FOLLOW MY DREAM
Today our first granddaughter graduated from High School and yesterday from a Community College. Today’s celebration was a hopeful and splendid expression of a promising future for the graduates. Most of them had an idea of what they would like to become. Several weeks ago, I asked one of our grandsons what he would like to become. Without hesitation, he replied, “I will follow my dream.” “Just what shall that dream be like,” I probed? He was not quite certain. It had to do with a job he would love. Yes, how many people do we know that love their jobs? Most people that I had associations with regarded their jobs as a means to an end. Most of them lived in hope of something more accommodating.
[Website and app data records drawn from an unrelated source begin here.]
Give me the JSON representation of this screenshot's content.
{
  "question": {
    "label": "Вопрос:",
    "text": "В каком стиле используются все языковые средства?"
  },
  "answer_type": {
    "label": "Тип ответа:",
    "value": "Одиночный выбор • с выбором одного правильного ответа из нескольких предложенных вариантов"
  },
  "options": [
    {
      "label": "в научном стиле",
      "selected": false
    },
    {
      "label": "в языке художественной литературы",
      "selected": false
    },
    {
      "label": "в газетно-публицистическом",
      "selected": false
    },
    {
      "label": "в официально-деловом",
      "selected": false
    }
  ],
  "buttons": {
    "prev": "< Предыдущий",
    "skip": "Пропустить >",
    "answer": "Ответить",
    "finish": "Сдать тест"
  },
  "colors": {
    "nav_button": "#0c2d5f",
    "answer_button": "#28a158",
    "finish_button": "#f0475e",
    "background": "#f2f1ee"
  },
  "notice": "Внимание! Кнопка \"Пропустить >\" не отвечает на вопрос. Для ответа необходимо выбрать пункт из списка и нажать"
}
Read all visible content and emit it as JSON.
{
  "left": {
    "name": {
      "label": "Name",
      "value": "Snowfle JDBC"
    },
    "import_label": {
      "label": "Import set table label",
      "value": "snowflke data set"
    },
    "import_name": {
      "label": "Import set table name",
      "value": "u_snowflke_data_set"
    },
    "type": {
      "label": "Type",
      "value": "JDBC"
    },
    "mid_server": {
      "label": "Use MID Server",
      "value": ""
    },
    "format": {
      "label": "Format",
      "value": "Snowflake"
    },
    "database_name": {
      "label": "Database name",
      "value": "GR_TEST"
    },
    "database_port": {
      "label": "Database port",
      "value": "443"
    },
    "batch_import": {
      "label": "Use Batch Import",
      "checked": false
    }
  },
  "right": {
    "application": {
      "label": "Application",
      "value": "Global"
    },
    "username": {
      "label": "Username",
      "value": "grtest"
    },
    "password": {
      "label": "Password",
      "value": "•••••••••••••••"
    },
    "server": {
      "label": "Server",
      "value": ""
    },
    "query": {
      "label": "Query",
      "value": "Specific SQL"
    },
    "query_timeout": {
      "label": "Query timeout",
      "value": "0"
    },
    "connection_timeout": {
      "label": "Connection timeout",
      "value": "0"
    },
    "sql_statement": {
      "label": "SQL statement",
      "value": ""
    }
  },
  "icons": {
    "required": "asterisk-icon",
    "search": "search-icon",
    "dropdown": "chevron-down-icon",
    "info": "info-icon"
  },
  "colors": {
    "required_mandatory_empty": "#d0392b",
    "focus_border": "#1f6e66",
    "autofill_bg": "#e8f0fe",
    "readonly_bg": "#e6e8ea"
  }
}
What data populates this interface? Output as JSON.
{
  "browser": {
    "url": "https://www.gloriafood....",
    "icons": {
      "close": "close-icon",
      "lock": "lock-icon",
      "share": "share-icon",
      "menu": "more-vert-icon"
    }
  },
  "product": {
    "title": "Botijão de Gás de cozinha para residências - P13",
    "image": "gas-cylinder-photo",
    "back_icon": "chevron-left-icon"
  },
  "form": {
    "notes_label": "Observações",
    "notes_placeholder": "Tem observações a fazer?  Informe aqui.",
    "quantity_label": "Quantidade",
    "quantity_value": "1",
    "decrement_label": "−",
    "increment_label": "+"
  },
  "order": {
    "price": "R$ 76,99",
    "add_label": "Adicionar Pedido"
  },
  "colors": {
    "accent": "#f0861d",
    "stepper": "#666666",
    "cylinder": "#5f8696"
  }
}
I too had a dream in my childhood days in Eastern Poland that now is part of the Ukraine. We were people of the land and I wished for six Arabian Stallions and a beautiful carriage. If war had not come and disowned us, I would have had a chance to realize my dream. However, it was not a practical dream. These horses were not bread for agriculture. Circumstances ended my dream and I learned the hard way to do any job just to survive. That too required that I acquaint myself with more than one skill. I had to learn to handle a plow and a hammer. Both came in handy when I immigrated to Canada, where farmhands and carpenters were needed. Again, circumstances were unkind and this time it took me nine years to outfit for a job I had chosen. It began as a dream but ended as a basic necessity. This job was not to give me satisfaction but to render service to others. I had never intended to become a pastor. It was not a fulfilling dream, but I would not trade it for any other job.
Yes, there are people born with a silver spoon in their mouth and can hunt dreams. There are also those to whom dreams are handed. Our society news does not give us the impression that such people lead satisfactory and fulfilling lives. For them, their dreams are not big enough. Jesus had such a person in mind. He called him “You fool.” This man’s dream was to build huge storages with supplies for a lifetime, only eternity called him prematurely (Luke 12:13-21). For the rest of us, we can and ought to dream. They do keep us going. But, while we do the dreaming, we need bread-producing jobs. In our age, we shall need more than one job. Lasting employers have become an endangered enterprise.
There is one more thing. Good intended people have assured me that God would provide all that I needed to reach my dream. Well, it did not hurt me to sweat and worry more than a little. There were times when I was thankful that I had made it through the day. At the end, we may not find what we were hoping for. In my dreaming, God and I did not see eye to eye; neither did the world in which I live. I could not let my dream get in my way. When I was a lad, my mother reminded me from time to time that dreams were merely bubbles, but bread could keep us going. There is a reason why we ought to pray, “Give us this day our daily bread” (Matthew 6:11). It could also mean, “Give us a job that puts bread on the table.”